Some of the earliest mission types that players will receive are patrols. Starfleet is spread thin, what with their war with the Klingons and trouble with the Orions and others, they ask you to take yourself and your ship on patrols of various systems. For example, you might be asked to Patrol the Vulcan System, the system actually consisting of a number of destinations, each one producing a different circumstance.
Still, this article is about the different kinds of missions that are available, so I'll tell you a little bit about three missions I undertook while on patrol:
- Miners came to the forefront again in a quick combat mission as they were being attacked by Orions. Being my badass self, I popped in with my ship and blasted 'em out of the sky.
- You find an Orion Shipyard and are tasked with fighting your way through guard patrols and destroying a number of the monstrosities. It's a great one to group up for, as two-ship or more tactics are quite effective.

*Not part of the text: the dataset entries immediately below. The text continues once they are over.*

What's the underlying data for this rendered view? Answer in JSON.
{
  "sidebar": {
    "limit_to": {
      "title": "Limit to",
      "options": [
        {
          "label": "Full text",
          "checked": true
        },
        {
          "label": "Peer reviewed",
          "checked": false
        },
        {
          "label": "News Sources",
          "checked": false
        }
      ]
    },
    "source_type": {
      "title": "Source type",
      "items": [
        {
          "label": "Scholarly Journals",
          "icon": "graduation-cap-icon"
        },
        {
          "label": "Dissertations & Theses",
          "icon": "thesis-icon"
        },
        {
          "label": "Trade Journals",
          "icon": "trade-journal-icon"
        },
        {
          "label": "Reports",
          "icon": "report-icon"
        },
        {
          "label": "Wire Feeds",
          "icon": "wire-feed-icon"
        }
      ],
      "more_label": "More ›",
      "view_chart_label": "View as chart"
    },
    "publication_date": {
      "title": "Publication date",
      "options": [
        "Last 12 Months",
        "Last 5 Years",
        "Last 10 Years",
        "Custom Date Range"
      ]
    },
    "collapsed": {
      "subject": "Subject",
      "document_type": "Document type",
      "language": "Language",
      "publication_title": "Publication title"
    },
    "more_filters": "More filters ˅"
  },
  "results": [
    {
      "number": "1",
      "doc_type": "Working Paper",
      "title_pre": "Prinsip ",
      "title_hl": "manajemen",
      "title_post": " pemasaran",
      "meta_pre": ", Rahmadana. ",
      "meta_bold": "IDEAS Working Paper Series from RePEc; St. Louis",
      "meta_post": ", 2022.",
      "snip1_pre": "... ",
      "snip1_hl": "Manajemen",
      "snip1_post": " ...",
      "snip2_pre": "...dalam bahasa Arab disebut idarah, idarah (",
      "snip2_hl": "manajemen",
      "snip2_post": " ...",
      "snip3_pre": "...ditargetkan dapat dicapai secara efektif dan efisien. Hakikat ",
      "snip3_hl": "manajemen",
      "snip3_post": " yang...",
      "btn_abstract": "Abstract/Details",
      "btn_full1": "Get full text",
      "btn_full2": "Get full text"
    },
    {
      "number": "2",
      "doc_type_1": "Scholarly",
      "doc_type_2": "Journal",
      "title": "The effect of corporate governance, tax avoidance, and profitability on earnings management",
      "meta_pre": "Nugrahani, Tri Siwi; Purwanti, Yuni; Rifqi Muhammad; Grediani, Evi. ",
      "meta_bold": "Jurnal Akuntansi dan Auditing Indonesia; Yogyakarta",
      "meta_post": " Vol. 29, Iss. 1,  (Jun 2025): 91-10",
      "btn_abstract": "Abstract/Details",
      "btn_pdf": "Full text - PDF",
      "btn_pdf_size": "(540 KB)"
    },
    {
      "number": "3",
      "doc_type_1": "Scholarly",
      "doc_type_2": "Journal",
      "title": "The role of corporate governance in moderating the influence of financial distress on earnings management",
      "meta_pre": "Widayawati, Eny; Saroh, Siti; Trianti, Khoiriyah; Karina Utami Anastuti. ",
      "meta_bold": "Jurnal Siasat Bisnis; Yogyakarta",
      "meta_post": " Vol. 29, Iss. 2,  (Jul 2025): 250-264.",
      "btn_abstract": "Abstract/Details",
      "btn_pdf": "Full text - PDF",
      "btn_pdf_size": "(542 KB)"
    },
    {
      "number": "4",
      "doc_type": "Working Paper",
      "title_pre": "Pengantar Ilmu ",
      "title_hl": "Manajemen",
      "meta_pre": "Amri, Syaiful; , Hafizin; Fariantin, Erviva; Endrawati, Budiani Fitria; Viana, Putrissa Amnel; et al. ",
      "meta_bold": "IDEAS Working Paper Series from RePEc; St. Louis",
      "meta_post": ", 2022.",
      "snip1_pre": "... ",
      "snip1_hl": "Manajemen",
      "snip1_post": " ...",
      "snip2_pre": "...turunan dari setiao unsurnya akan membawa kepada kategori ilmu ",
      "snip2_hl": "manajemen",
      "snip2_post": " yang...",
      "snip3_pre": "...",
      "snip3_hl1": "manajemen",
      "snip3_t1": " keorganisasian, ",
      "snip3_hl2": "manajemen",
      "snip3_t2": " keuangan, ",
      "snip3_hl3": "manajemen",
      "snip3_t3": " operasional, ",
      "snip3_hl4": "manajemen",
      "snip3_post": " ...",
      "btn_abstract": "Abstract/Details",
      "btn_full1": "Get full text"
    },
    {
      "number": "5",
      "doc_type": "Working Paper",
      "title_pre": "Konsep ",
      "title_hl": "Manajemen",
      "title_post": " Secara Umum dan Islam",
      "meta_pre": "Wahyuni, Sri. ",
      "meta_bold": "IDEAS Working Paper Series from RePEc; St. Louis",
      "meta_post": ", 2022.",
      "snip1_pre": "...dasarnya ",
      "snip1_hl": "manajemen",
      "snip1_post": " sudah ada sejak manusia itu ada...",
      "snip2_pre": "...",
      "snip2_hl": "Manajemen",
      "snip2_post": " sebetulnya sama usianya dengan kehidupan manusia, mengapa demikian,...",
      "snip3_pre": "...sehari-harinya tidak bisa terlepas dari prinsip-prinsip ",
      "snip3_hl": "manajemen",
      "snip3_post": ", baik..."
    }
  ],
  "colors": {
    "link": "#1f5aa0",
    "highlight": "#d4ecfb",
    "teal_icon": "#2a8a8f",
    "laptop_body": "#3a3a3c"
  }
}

- A transport ship near a mining base is having trouble with its navigation system in an asteroid field. You have to find the ship and escort it to safety. Not the most entertaining mission I've ever played, but it did offer an interesting variation.
Now, this is just a small cross section of the missions that are available to players in Star Trek Online. As I said at the top, I have been both impressed and entertained (for the most part) by the diversity of things that are available for players to do, and by the way that the missions mix it up enough so that I don't feel like I'm grinding my enemy's bones to make my XP.
It's not all roses and sunshine though, missions like the escort mission mentioned above don't feel like they have much meat on them, but the mechanic required (escort a vessel) has potential if used later in the game in a mission that asks you to escort a vessel while defending it from attack. So, as you might expect from a beta, things are still a little bit rough around the edges at times. However, the general approach and the tools that Cryptic has at their disposal give me hope that the missions will become increasingly deep and dynamic as the game progresses toward launch.